_REQUIRED WORK_.
Return each line of the listing that follows in which the string "USDT" can be found.

_DATA PROVIDED_.

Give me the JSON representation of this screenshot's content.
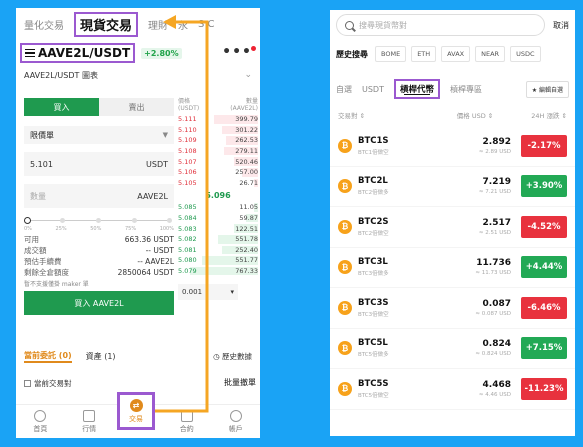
{
  "left": {
    "top_tabs": [
      "量化交易",
      "現貨交易",
      "理財",
      "永",
      "S C"
    ],
    "pair": "AAVE2L/USDT",
    "pair_change": "+2.80%",
    "chart_label": "AAVE2L/USDT 圖表",
    "buy_tab": "買入",
    "sell_tab": "賣出",
    "order_type": "限價單",
    "price_value": "5.101",
    "price_unit": "USDT",
    "qty_placeholder": "數量",
    "qty_unit": "AAVE2L",
    "slider_labels": [
      "0%",
      "25%",
      "50%",
      "75%",
      "100%"
    ],
    "slider_level": 0,
    "info": [
      {
        "label": "可用",
        "value": "663.36 USDT"
      },
      {
        "label": "成交額",
        "value": "-- USDT"
      },
      {
        "label": "預估手續費",
        "value": "-- AAVE2L"
      },
      {
        "label": "剩餘全倉額度",
        "value": "2850064 USDT"
      }
    ],
    "no_maker": "暫不支援僅掛 maker 單",
    "buy_button": "買入 AAVE2L",
    "book_head": {
      "price": "價格",
      "price_unit": "(USDT)",
      "qty": "數量",
      "qty_unit": "(AAVE2L)"
    },
    "asks": [
      {
        "p": "5.111",
        "q": "399.79",
        "depth": 0.55
      },
      {
        "p": "5.110",
        "q": "301.22",
        "depth": 0.45
      },
      {
        "p": "5.109",
        "q": "262.53",
        "depth": 0.4
      },
      {
        "p": "5.108",
        "q": "279.11",
        "depth": 0.42
      },
      {
        "p": "5.107",
        "q": "520.46",
        "depth": 0.3
      },
      {
        "p": "5.106",
        "q": "257.00",
        "depth": 0.2
      },
      {
        "p": "5.105",
        "q": "26.71",
        "depth": 0.05
      }
    ],
    "mid_price": "5.096",
    "bids": [
      {
        "p": "5.085",
        "q": "11.05",
        "depth": 0.05
      },
      {
        "p": "5.084",
        "q": "59.87",
        "depth": 0.15
      },
      {
        "p": "5.083",
        "q": "122.51",
        "depth": 0.3
      },
      {
        "p": "5.082",
        "q": "551.78",
        "depth": 0.5
      },
      {
        "p": "5.081",
        "q": "252.40",
        "depth": 0.45
      },
      {
        "p": "5.080",
        "q": "551.77",
        "depth": 0.7
      },
      {
        "p": "5.079",
        "q": "767.33",
        "depth": 0.85
      }
    ],
    "depth_select": "0.001",
    "orders_tab_active": "當前委託 (0)",
    "orders_tab_assets": "資產 (1)",
    "history": "歷史數據",
    "current_pair": "當前交易對",
    "bulk_cancel": "批量撤單",
    "nav": [
      "首頁",
      "行情",
      "交易",
      "合約",
      "帳戶"
    ],
    "colors": {
      "buy": "#1f9a4f",
      "sell": "#e0303b",
      "accent": "#e08a1c",
      "highlight": "#9b59d0"
    }
  },
  "right": {
    "search_placeholder": "搜尋現貨幣對",
    "cancel": "取消",
    "history_label": "歷史搜尋",
    "history_chips": [
      "BOME",
      "ETH",
      "AVAX",
      "NEAR",
      "USDC"
    ],
    "sub_tabs": [
      "自選",
      "USDT",
      "槓桿代幣",
      "槓桿專區"
    ],
    "active_sub_tab": "槓桿代幣",
    "edit_fav": "★ 編輯自選",
    "list_head": {
      "pair": "交易對 ⇕",
      "price": "價格 USD ⇕",
      "change": "24H 漲跌 ⇕"
    },
    "coins": [
      {
        "sym": "BTC1S",
        "sub": "BTC1倍做空",
        "price": "2.892",
        "price_sub": "≈ 2.89 USD",
        "change": "-2.17%",
        "dir": "down"
      },
      {
        "sym": "BTC2L",
        "sub": "BTC2倍做多",
        "price": "7.219",
        "price_sub": "≈ 7.21 USD",
        "change": "+3.90%",
        "dir": "up"
      },
      {
        "sym": "BTC2S",
        "sub": "BTC2倍做空",
        "price": "2.517",
        "price_sub": "≈ 2.51 USD",
        "change": "-4.52%",
        "dir": "down"
      },
      {
        "sym": "BTC3L",
        "sub": "BTC3倍做多",
        "price": "11.736",
        "price_sub": "≈ 11.73 USD",
        "change": "+4.44%",
        "dir": "up"
      },
      {
        "sym": "BTC3S",
        "sub": "BTC3倍做空",
        "price": "0.087",
        "price_sub": "≈ 0.087 USD",
        "change": "-6.46%",
        "dir": "down"
      },
      {
        "sym": "BTC5L",
        "sub": "BTC5倍做多",
        "price": "0.824",
        "price_sub": "≈ 0.824 USD",
        "change": "+7.15%",
        "dir": "up"
      },
      {
        "sym": "BTC5S",
        "sub": "BTC5倍做空",
        "price": "4.468",
        "price_sub": "≈ 4.46 USD",
        "change": "-11.23%",
        "dir": "down"
      }
    ]
  }
}
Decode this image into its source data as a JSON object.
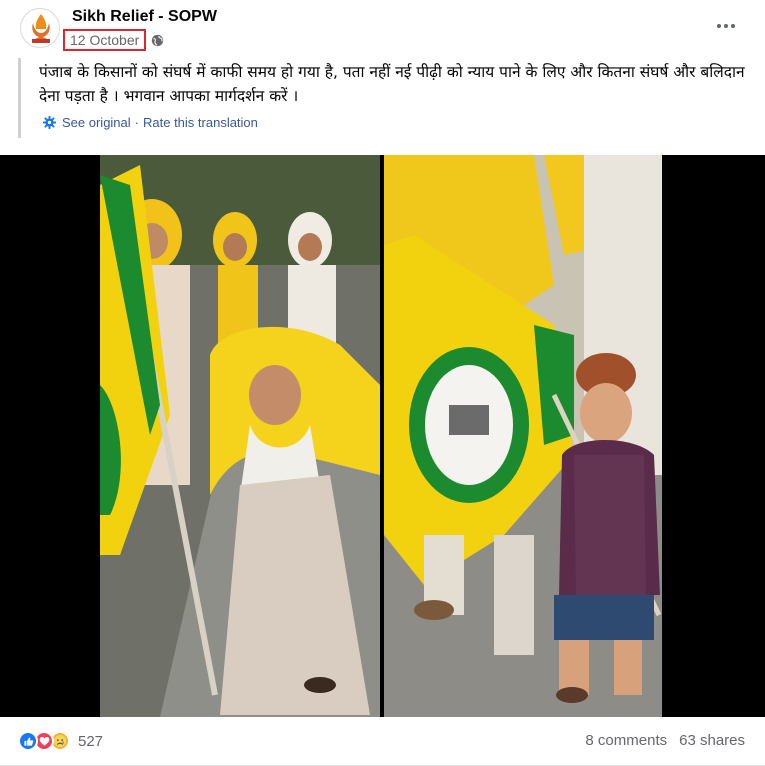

_EXPECTED ANSWER_.
    "pair": "AAVE2L/USDT",
    "chart_label": "AAVE2L/USDT 圖表",
    "price_unit": "USDT",
        "value": "663.36 USDT"
        "value": "-- USDT"
        "value": "2850064 USDT"
      "price_unit": "(USDT)",
      "USDT",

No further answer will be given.